Short story magazines for the boredom of billet and trenches must have been a welcome distraction. Would the soldiers have been sent these magazines and postcards by their families or would they have been bought and posted home by the soldiers to their children?
The Shurey family and lost British films …
The Shurey family were an interesting or pioneering bunch from publisher father Harry, editor Charles through to Harry’s daughter the 1920s silent movie producer Dorothy / Dinah Shurey https://en.m.wikipedia.org/wiki/Dinah_Shurey.
On the BFI most wanted lost films, Dinah Shurey’s final film The Last Post 1929 (sound added 1930) has an intriguingly Underwood style photo of children dressed as ‘toy’ soldiers.
I wonder if a childhood full of sentimental Underwood photo postcards influenced this visual element of her film? See the still photo thumbnail at http://www.bfi.org.uk/explore-film-tv/bfi-national-archive/archive-projects/bfi-most-wanted
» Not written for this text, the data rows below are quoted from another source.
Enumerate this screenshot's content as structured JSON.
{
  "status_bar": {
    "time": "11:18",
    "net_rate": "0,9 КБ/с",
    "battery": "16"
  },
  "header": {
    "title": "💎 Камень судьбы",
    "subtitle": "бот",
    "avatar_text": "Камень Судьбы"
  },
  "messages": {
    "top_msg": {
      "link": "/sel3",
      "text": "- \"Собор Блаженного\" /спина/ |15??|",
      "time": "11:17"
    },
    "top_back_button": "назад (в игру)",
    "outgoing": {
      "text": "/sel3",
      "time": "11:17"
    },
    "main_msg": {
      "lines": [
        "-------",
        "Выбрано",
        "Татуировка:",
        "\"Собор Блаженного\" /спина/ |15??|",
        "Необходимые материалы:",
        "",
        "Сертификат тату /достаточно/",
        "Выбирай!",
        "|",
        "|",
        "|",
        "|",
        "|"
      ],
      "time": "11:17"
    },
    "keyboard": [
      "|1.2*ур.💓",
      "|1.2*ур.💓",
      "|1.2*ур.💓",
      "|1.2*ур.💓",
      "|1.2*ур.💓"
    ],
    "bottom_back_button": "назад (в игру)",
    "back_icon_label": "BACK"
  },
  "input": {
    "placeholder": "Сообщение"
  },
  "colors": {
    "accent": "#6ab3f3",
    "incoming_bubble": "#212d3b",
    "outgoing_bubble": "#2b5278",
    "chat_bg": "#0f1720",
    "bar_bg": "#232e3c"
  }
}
Brief Plot Synopsis: Soldier takes the blame when his Bolshevik brother shoots a soldier during the General Strike (which was in 1926). All for the love of the same woman … childhood sweethearts etc … you can read more of the plot at: https://en.m.wikipedia.org/wiki/The_Last_Post_(film)
This Space for Communication?
A collector I know of animal and zoo postcards named Alan Ashby, author of We Went to the Zoo Today: The Golden Age of Zoo Postcards, pointed out to me once that postcards with the space on the back to write your message were permissable only from 1902 onwards in the UK. Hence the reminder “This Space for Communication.” Before then the short message had to be written squeezed into the caption space on the front of a picture postcard. The back was all for the important business of the address and postage stamps.
The cost of a postcard postage and the stamp give some you a rough idea of date if no postmark date can be read – the 1/2d or halfpenny postage mentioned on this unposted card changed to 1d round about 1918 onwards. If this had been posted it would likely had a George V stamp from the WWI period.
Alan Ashby also pointed out that many early postcards were mounted in albums, rather than posted, as they were bought as souvenirs of a visit or collected for scrapbooks.
The Toy soldiers?
These look distinctively like early Britain’s figures and bell tents. These look like the Britain’s Foot Guards, marching at slope, firing, drummer and officer, manufactured from the late 1890s /1901 onwards (wearing gaiters) right through to the 1950s / 1960s. Some are still in production from time to time today, dated on their base 1990.
What games rules are they playing by? 🙂
The “Underwood” photographer may have been Underwood and Underwood brothers from the USA, producing photographs and stereoscopic pictures in the right period https://en.m.wikipedia.org/wiki/Underwood_%26_Underwood
The same company produced several other child and soldier WW1 era patriotic postcards given away in the same manner:
This boy or girl and toy soldier or soldier daddy motif is obviously a sub genre of postcards across the whole of Europe at this time of war.
Lots more interesting WW1 era toy soldier postcards in his fascinating June 20, 2012 blog / Article “The Search for Identity in a Smaller World” by Alan Petrulis in his Metropostcard blog:
More wealthy Edwardian moptops
The Edwardian child in the postcard is not that different in appearance from the poorly child in an illustration of the Land Of Counterpane poem by Robert Louis Stevenson, illustrated here by US artist Jessie May Wilcox.
Robert Louis Stevenson himself was a poorly child who went onto become not only the famous novelist but also an early wargamer, writting up his battles in the Yallobelly Times maginatively about in the 1898 Scribners magazine article Stevenson at Play. http://vintagewargaming.blogspot.co.uk/2009/11/robert-louis-stevenson.html
But collecting illustrations of this (my favourite?) poem and the difficulties of wargaming with toy soldiers in bed is a whole ‘nother story for a future blog post …
Posted by Mark, Man of TIN blog, 25 November 2016.